Today is the official release day for Discord’s Apple, my second hardcover and first stand-alone novel marketed as fantasy rather than YA. This means I’m slowly ticking items off my career “to do” list. Getting this one out in the wild was a big one, and now it’s here.
Many announcements to go with this:
- I have a Big Idea essay about Discord’s Apple up at Scalzi’s Whatever.
- This month is Urban Fantasy Month at Tor.com, including a few posts by me. The first, Timeline of a Trend, is up today.
- A few more interviews with me have gone up at Amberkatze’s Book Blog, Reading on the Dark Side and RT Book Reviews.
Some behind-the-scenes looks at the story: This novel probably has more autobiography in it than any of my others, but much of it would only be recognizable to other people in my family. Because it’s about family, in many ways. Not individuals so much as family history, heritage, and roots. I spent a chunk of 2002 learning about my family, and that’s the process that ended up in the book. I also changed a bunch of the names to make the story my own, but it’s rooted in reality.
In May of 2002, I lost two family members — my paternal grandfather, and my maternal grandmother’s older sister. I visited Aunt Rose a month or so before she died, and this was the first time I’d ever visited someone for the purpose of saying goodbye like that. I was there with my mother, my grandmother, Aunt Rose, and one of their other sisters. The three of them told stories about growing up in Swink, Colorado, and I heard a lot and learned a lot I never knew before. When my grandfather passed away just a few weeks later, I had a similar experience outside of Anniston, Alabama — after the funeral, we visited the house where Grandpa had grown up, and once again I heard stories I’d never heard before, and had a sense not just of family, but of family tied to a place, with a history.
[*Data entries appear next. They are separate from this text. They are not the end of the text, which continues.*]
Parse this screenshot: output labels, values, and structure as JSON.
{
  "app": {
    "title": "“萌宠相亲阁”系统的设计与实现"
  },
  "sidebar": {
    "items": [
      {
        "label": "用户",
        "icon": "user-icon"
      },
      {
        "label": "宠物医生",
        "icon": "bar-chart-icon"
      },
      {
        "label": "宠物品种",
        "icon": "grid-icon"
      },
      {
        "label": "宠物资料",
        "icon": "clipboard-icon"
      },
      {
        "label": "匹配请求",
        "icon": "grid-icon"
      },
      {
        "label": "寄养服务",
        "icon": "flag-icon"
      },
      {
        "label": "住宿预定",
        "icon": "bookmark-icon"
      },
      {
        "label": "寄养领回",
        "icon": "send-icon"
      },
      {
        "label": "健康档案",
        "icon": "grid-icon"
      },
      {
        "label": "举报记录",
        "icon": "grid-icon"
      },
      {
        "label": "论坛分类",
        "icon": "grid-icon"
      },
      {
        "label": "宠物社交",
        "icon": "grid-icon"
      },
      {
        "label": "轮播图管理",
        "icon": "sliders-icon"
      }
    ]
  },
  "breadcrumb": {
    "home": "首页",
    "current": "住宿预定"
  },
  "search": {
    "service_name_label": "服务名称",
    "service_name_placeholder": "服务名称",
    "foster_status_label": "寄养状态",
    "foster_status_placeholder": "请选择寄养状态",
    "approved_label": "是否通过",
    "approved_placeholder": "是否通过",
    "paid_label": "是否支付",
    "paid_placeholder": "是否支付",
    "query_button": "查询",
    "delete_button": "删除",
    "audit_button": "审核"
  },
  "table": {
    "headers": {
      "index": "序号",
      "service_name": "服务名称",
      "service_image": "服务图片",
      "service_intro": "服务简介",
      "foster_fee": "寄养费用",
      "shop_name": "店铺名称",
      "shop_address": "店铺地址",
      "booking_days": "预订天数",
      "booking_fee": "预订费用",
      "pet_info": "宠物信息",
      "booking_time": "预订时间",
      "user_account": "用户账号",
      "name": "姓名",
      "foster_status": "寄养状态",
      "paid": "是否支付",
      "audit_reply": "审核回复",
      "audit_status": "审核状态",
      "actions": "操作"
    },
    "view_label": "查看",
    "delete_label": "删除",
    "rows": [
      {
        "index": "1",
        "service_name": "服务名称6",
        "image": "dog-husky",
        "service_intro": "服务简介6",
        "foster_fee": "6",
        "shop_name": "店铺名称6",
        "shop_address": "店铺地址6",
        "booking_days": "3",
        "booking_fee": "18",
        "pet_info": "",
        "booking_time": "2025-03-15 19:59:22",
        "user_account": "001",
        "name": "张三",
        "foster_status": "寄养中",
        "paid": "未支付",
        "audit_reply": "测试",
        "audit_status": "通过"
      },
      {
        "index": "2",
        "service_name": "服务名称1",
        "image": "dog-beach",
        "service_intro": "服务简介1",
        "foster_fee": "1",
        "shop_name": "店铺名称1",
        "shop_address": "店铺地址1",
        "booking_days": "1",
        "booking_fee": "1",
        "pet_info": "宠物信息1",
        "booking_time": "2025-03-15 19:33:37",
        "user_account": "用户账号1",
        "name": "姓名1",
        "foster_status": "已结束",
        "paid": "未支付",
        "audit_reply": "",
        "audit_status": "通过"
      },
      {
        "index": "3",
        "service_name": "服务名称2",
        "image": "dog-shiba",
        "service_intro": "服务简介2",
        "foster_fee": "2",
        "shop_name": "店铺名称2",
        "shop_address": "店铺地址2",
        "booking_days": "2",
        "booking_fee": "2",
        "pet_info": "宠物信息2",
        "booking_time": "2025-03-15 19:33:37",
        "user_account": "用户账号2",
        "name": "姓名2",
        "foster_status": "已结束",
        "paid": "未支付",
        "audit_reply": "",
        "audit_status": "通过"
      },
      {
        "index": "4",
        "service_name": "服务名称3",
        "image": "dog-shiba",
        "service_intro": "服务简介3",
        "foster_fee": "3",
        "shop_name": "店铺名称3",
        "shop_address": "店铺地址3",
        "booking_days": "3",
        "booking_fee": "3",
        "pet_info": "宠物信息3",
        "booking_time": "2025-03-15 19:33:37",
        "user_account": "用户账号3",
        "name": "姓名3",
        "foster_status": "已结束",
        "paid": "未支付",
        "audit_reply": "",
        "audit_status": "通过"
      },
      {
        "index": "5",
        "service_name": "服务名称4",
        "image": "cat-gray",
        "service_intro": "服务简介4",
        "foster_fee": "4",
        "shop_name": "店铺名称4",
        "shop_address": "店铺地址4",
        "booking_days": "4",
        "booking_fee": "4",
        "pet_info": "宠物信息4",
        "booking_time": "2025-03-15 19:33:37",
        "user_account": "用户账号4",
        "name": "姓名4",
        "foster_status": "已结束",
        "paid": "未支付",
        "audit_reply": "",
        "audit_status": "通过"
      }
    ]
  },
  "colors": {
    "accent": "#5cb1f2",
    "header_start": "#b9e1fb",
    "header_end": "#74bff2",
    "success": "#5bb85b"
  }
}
After that summer, I started writing the story of Evie, who goes home in a time of crisis to be with family and discovers a treasure.
Lots and lots of other bits went into the story — lots of mythology, the Greek soldier Sinon who helped win the Trojan War, the military comic book that Evie writes, and so on. But it started with family.
Some visual aids:
This is the house near Swink, Colorado, where my grandmother and her siblings grew up. It’s not quite the house that I imagine Evie’s family living in, but the landscape is similar — open prairie going on for miles — and this location is what I was thinking of when I wrote those scenes.
This is Bent’s Old Fort (or rather a reconstruction of it). This was one of the first trading posts to be established on the Santa Fe Trail, and marked something of a crossroads where various groups from east, west, and south came together. In Discord’s Apple, the place appears as Hope’s Fort, which gave its name to the fictional town where the story takes place. (In reality, the nearest town to Bent’s Old Fort is La Junta.)